The presidential candidates for the two main parties are all but certain, but on the topic of foreign policy there are number of contradictions that could make this race unique. Hillary Clinton will enter the general election as the most hawkish candidate—a paradox given that she is the presumed Democratic nominee and claims to regret voting for the War in Iraq. But, there isn’t much evidence to suggest that the foreign policy debacles of the recent past—including Clinton’s own in Libya—have led her to rethink her eagerness to intervene militarily. Donald Trump argues that contemporary U.S. foreign policy has been disastrous and pledges that his first instinct will not trend toward aggression and war, yet he claims the world is “more dangerous now than it has ever been.” Contrasting Clinton and Trump, the Libertarian Party candidate, Gary Johnson, advocates restraint in the use of American power and for a reduction in military spending.
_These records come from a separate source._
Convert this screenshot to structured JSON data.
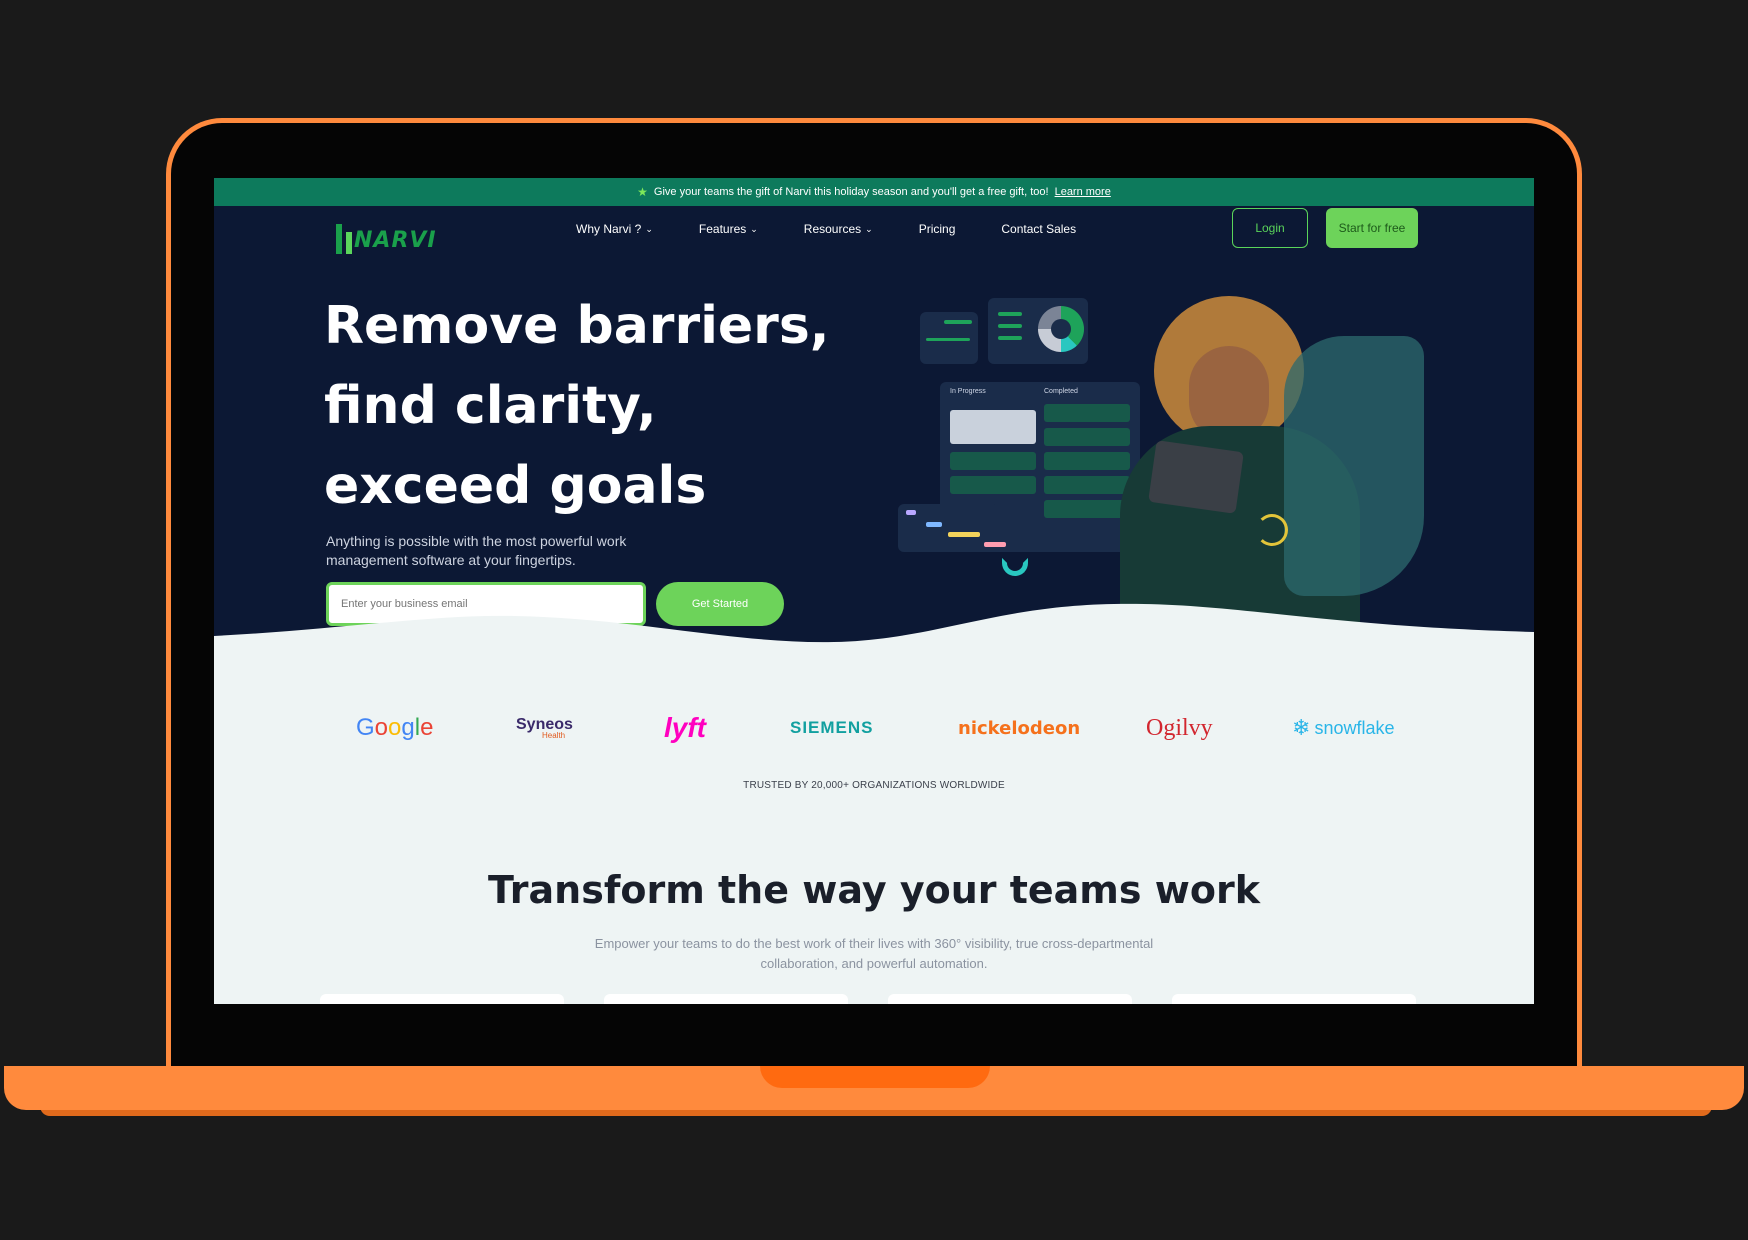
{
  "promo": {
    "text": "Give your teams the gift of Narvi this holiday season and you'll get a free gift, too!",
    "link": "Learn more"
  },
  "brand": {
    "logo_text": "NARVI",
    "accent": "#6dd35a",
    "dark_bg": "#0c1834",
    "promo_bg": "#0d7a5c",
    "laptop_frame": "#ff8a3d"
  },
  "nav": {
    "items": [
      {
        "label": "Why Narvi ?",
        "dropdown": true
      },
      {
        "label": "Features",
        "dropdown": true
      },
      {
        "label": "Resources",
        "dropdown": true
      },
      {
        "label": "Pricing",
        "dropdown": false
      },
      {
        "label": "Contact Sales",
        "dropdown": false
      }
    ],
    "login": "Login",
    "start": "Start for free"
  },
  "hero": {
    "title_lines": [
      "Remove barriers,",
      "find clarity,",
      "exceed goals"
    ],
    "subtitle": "Anything is possible with the most powerful work management software at your fingertips.",
    "email_placeholder": "Enter your business email",
    "cta": "Get Started"
  },
  "illustration": {
    "board_columns": [
      "In Progress",
      "Completed"
    ],
    "donut_labels": [
      "38%",
      "12%",
      "25%",
      "25%"
    ]
  },
  "logos": {
    "brands": [
      "Google",
      "Syneos",
      "lyft",
      "SIEMENS",
      "nickelodeon",
      "Ogilvy",
      "snowflake"
    ],
    "syneos_sub": "Health",
    "trusted": "TRUSTED BY 20,000+ ORGANIZATIONS WORLDWIDE"
  },
  "section": {
    "title": "Transform the way your teams work",
    "subtitle": "Empower your teams to do the best work of their lives with 360° visibility, true cross-departmental collaboration, and powerful automation."
  }
}
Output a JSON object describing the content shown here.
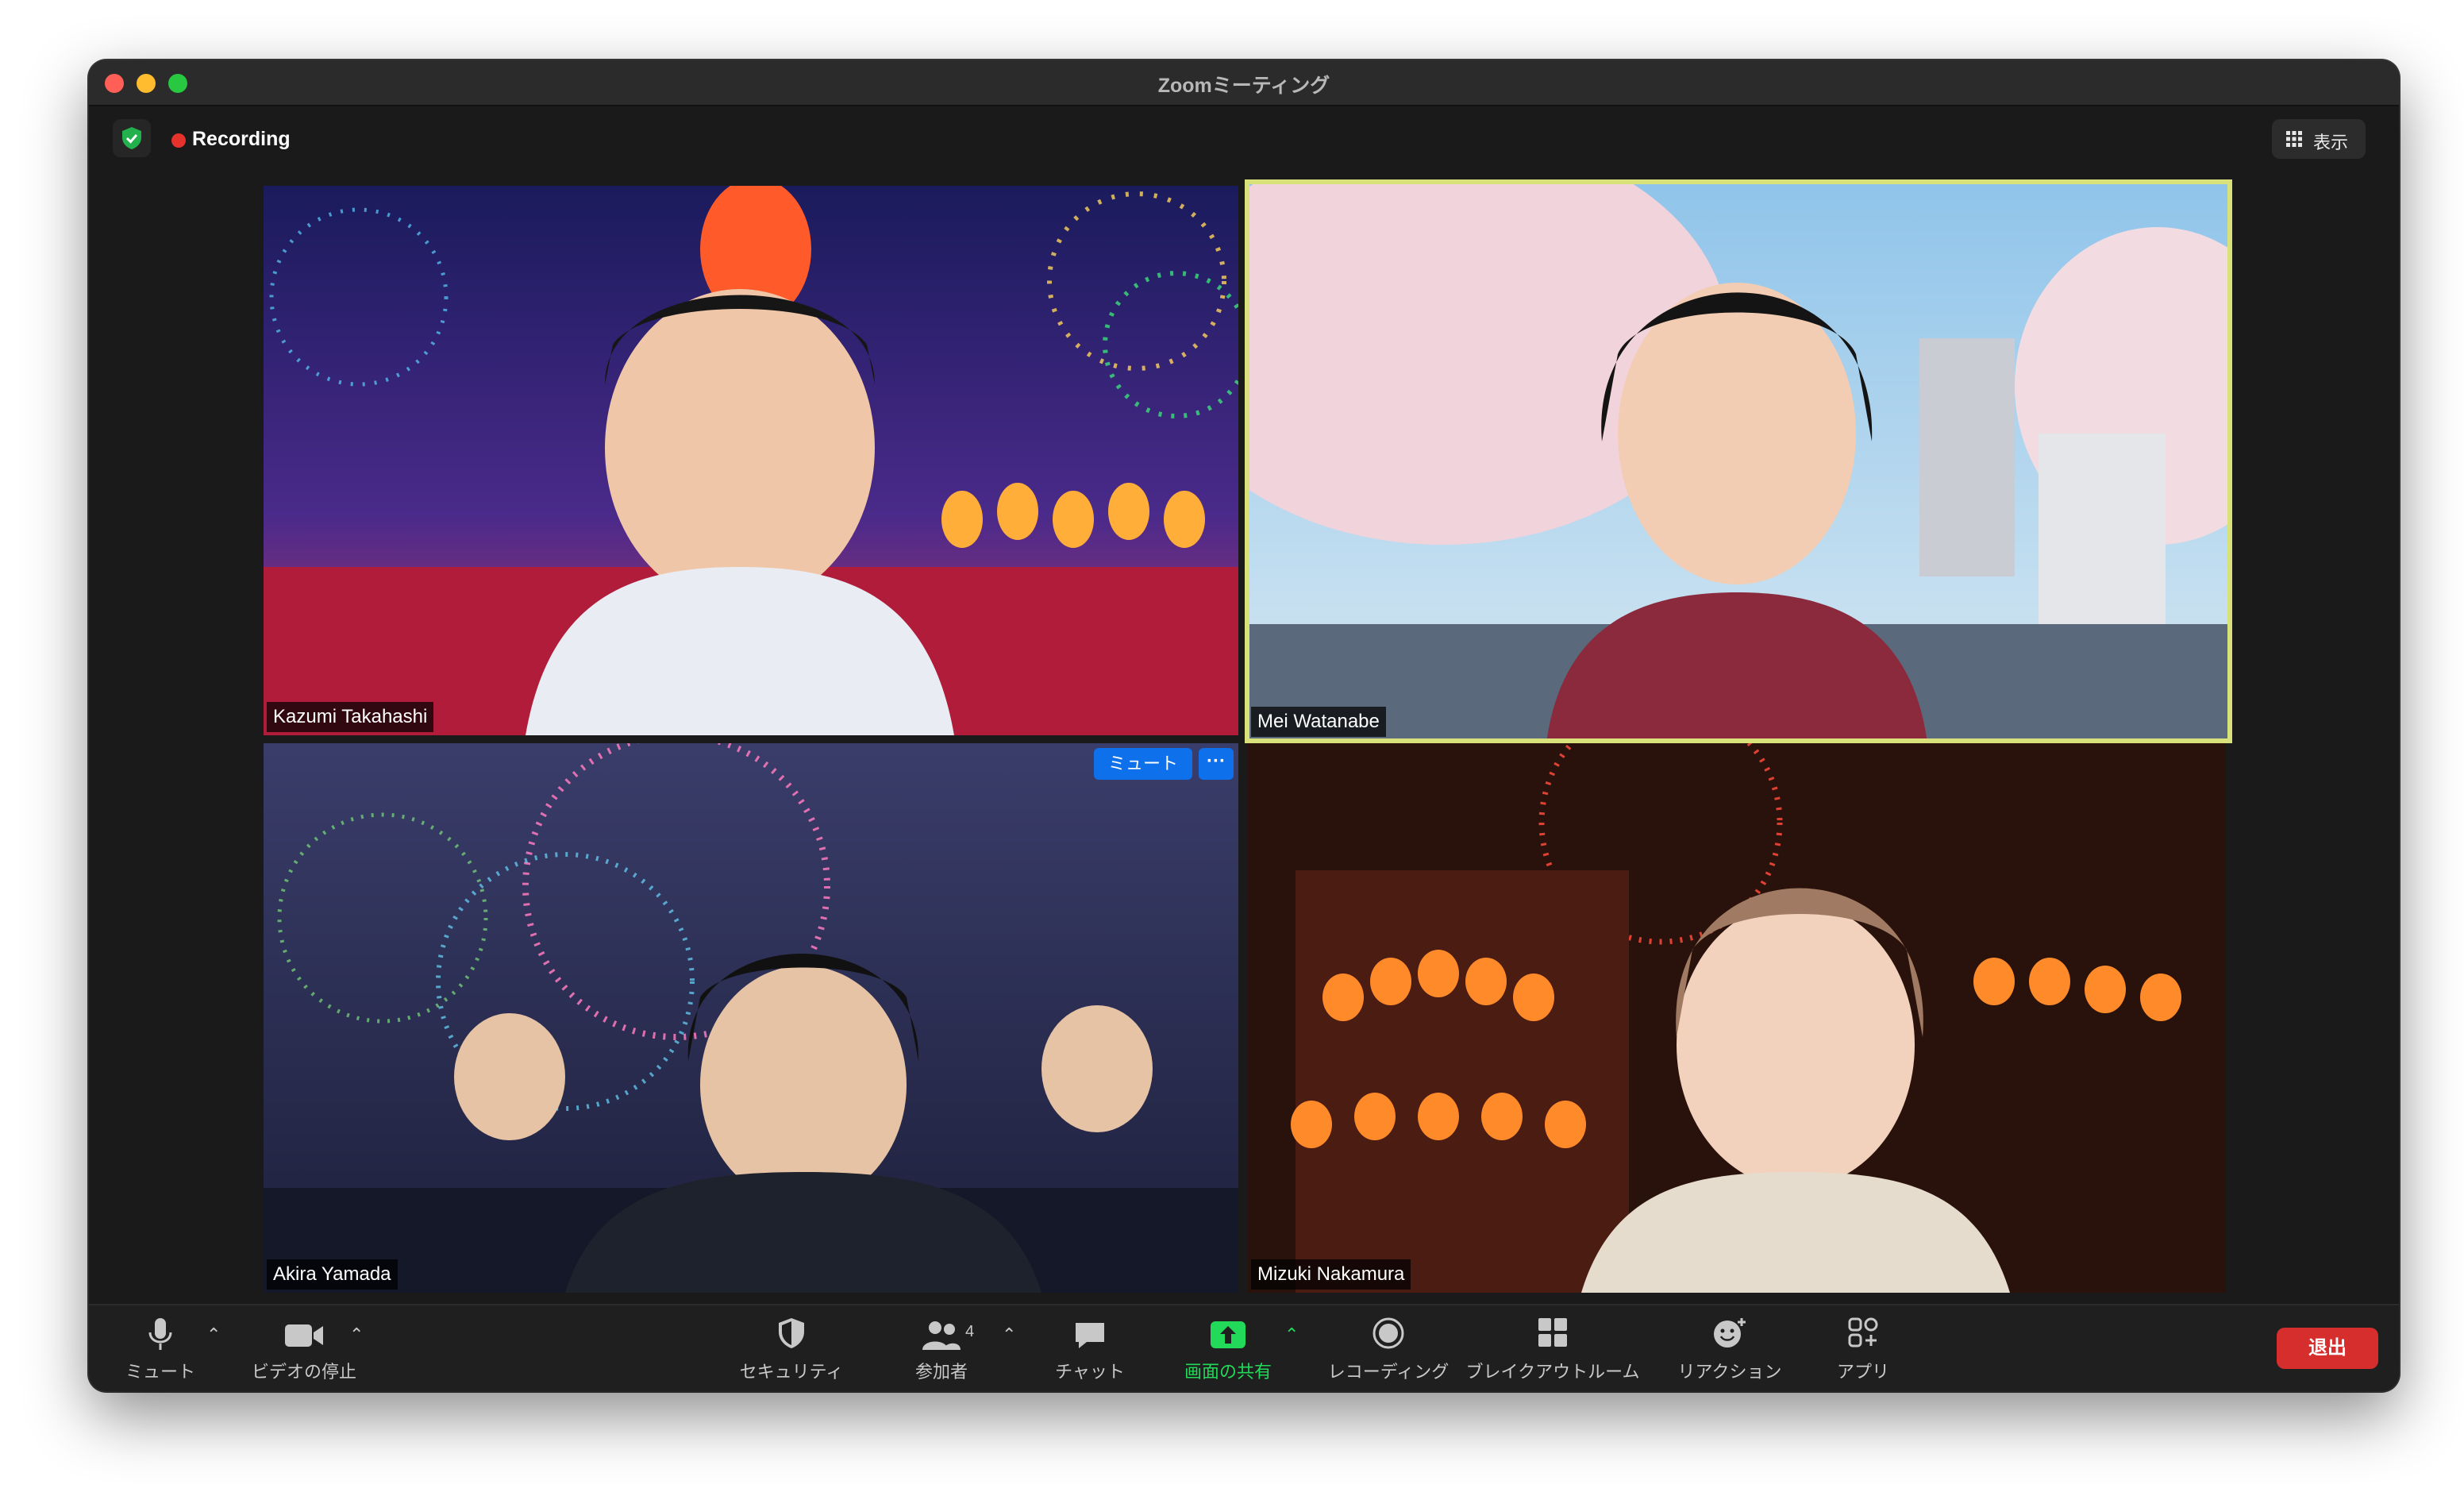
{
  "window": {
    "title": "Zoomミーティング"
  },
  "topbar": {
    "recording_label": "Recording",
    "view_label": "表示"
  },
  "participants": [
    {
      "name": "Kazumi Takahashi"
    },
    {
      "name": "Mei Watanabe"
    },
    {
      "name": "Akira Yamada",
      "mute_label": "ミュート",
      "more_label": "···"
    },
    {
      "name": "Mizuki Nakamura"
    }
  ],
  "toolbar": {
    "mute": "ミュート",
    "video": "ビデオの停止",
    "security": "セキュリティ",
    "participants": "参加者",
    "participant_count": "4",
    "chat": "チャット",
    "share": "画面の共有",
    "record": "レコーディング",
    "breakout": "ブレイクアウトルーム",
    "reactions": "リアクション",
    "apps": "アプリ",
    "leave": "退出"
  },
  "colors": {
    "active_speaker_border": "#d9e27a",
    "recording": "#e5322d",
    "share": "#23d959",
    "leave": "#d62d2d",
    "mute_pill": "#0e71eb"
  }
}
Which candidate is most likely to chart a new course for foreign policy in their administration? Will any make the case for restraint when faced with a conflict where U.S. vital interests are not at stake? Will a third-party candidate like Gary Johnson influence the direction of the debate? Cato vice president for defense and foreign policy studies Christopher Preble will join us to examine the candidates’ foreign-policy positions, what their historical actions suggest, and what this means for the future of U.S. engagement with the world. Chris will take your questions and discuss the future of U.S. foreign policy.